U.S. Sen. Lisa Murkowski, R-Alaska, today identified opportunities in the Department of Energy’s $32.5 billion FY 2017 budget request to work with the agency to promote energy innovation, but cautioned Energy Secretary Ernest Moniz against provisions that would increase mandatory spending at a time of significant budgetary limitations.
“This is not the budget for the Department of Energy that I would write. I believe it only partially adheres to the balanced energy policy that most of us agree on – with significant increases for efficiency, vehicle, and renewable technologies, but a cut proposed for fossil R&D, including the important work the Department should be doing to help develop methane hydrates,” Murkowski said. “But this budget does present opportunities to find common ground relating to promoting energy innovation efforts throughout the country.”
Murkowski, chairman of the Senate Energy and Natural Resources Committee, expressed her opposition to the tax hikes, fee increases, and other proposals in the President’s overall budget that would make the nation’s primary energy industries less competitive and less productive. Yet she also commended Secretary Moniz for largely keeping his Department’s budget free of unnecessary controversy, and for his continued commitment to working with members of both parties to find common ground.
Later in the hearing, Murkowski highlighted energy innovation in remote Alaska communities like Igiugig and how innovation in rural Alaska can help lower energy costs. The village received news this week that the Department of Energy awarded up to $1.54 million for the development of a marine hydrokinetic project that could help lower its current, 80-cent per kilowatt hour electricity costs.
“Alaska has 33,000 miles of coastline. Couple that with the vast river resources throughout the state, and marine hydrokinetic technologies would allow for communities to harness the power of rivers and tidewaters to produce energy and lower energy costs,” Murkowski said. “Igiugig is just one of the many examples in Alaska of innovative energy technologies that have the potential to be replicated in communities across the nation.”
Moniz called Igiugig’s advancements in innovative energy technologies a tremendous success and said that the village’s efforts to lower energy costs could assist other communities as well. This was a common theme at February’s field hearing in Bethel, Alaska where Murkowski was joined by Moniz and five of her committee colleagues.

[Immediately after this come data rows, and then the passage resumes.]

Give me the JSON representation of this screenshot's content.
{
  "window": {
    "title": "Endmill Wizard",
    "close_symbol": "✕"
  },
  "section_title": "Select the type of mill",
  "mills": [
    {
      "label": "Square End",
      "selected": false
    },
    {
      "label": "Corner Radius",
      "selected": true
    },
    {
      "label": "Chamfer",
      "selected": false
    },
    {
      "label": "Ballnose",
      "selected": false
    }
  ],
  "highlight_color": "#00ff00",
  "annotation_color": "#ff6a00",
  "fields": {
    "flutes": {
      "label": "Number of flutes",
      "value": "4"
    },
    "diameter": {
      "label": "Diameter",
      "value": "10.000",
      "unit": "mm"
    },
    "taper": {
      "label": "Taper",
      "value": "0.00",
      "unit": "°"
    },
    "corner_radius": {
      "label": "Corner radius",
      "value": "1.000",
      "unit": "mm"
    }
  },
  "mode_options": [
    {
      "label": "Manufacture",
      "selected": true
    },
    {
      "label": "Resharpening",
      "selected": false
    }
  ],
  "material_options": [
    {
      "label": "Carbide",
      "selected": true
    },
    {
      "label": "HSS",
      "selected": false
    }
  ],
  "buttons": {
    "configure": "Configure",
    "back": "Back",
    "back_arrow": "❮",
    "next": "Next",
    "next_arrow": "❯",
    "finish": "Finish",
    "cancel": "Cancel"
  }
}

That hearing examined opportunities to reduce high energy costs in rural Alaska and the progress many communities are making in energy innovation.
Archived video and witness testimony from Thursday’s hearing is available on the Senate Energy and Natural Resources Committee website.